# Prompt:
Restate the entries below exactly, and keep all images out of the answer.

# Records for this task:

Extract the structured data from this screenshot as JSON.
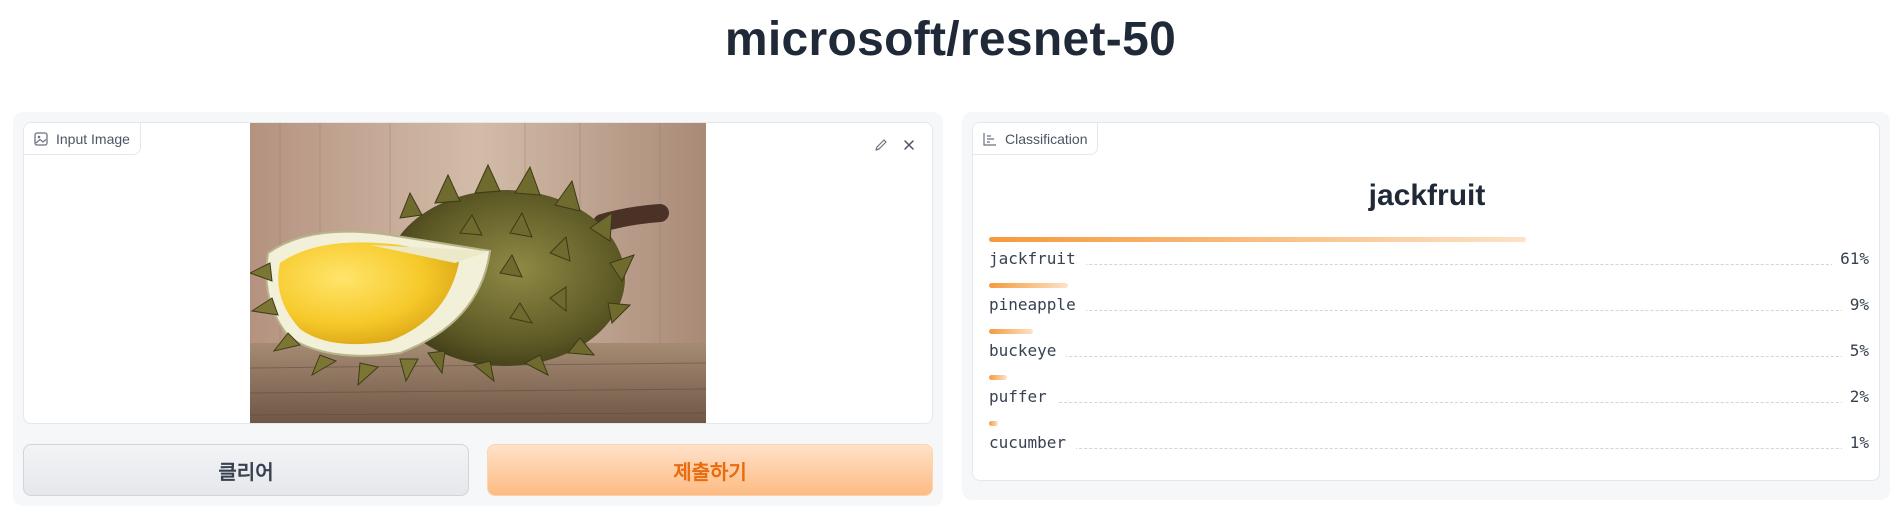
{
  "page": {
    "title": "microsoft/resnet-50"
  },
  "input": {
    "label": "Input Image",
    "icon": "image-icon",
    "tools": [
      "edit-icon",
      "close-icon"
    ]
  },
  "buttons": {
    "clear": "클리어",
    "submit": "제출하기"
  },
  "output": {
    "label": "Classification",
    "icon": "bar-chart-icon",
    "top_label": "jackfruit",
    "confidences": [
      {
        "label": "jackfruit",
        "value": "61%",
        "fraction": 0.61
      },
      {
        "label": "pineapple",
        "value": "9%",
        "fraction": 0.09
      },
      {
        "label": "buckeye",
        "value": "5%",
        "fraction": 0.05
      },
      {
        "label": "puffer",
        "value": "2%",
        "fraction": 0.02
      },
      {
        "label": "cucumber",
        "value": "1%",
        "fraction": 0.01
      }
    ]
  },
  "colors": {
    "accent": "#f97316",
    "bar_start": "#f59a3c",
    "bar_end": "#fde2c6",
    "submit_text": "#ea6a0c"
  }
}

# Response area:
Extract the structured data from this screenshot as JSON.
{
  "page": {
    "title": "microsoft/resnet-50"
  },
  "input": {
    "label": "Input Image",
    "icon": "image-icon",
    "tools": [
      "edit-icon",
      "close-icon"
    ]
  },
  "buttons": {
    "clear": "클리어",
    "submit": "제출하기"
  },
  "output": {
    "label": "Classification",
    "icon": "bar-chart-icon",
    "top_label": "jackfruit",
    "confidences": [
      {
        "label": "jackfruit",
        "value": "61%",
        "fraction": 0.61
      },
      {
        "label": "pineapple",
        "value": "9%",
        "fraction": 0.09
      },
      {
        "label": "buckeye",
        "value": "5%",
        "fraction": 0.05
      },
      {
        "label": "puffer",
        "value": "2%",
        "fraction": 0.02
      },
      {
        "label": "cucumber",
        "value": "1%",
        "fraction": 0.01
      }
    ]
  },
  "colors": {
    "accent": "#f97316",
    "bar_start": "#f59a3c",
    "bar_end": "#fde2c6",
    "submit_text": "#ea6a0c"
  }
}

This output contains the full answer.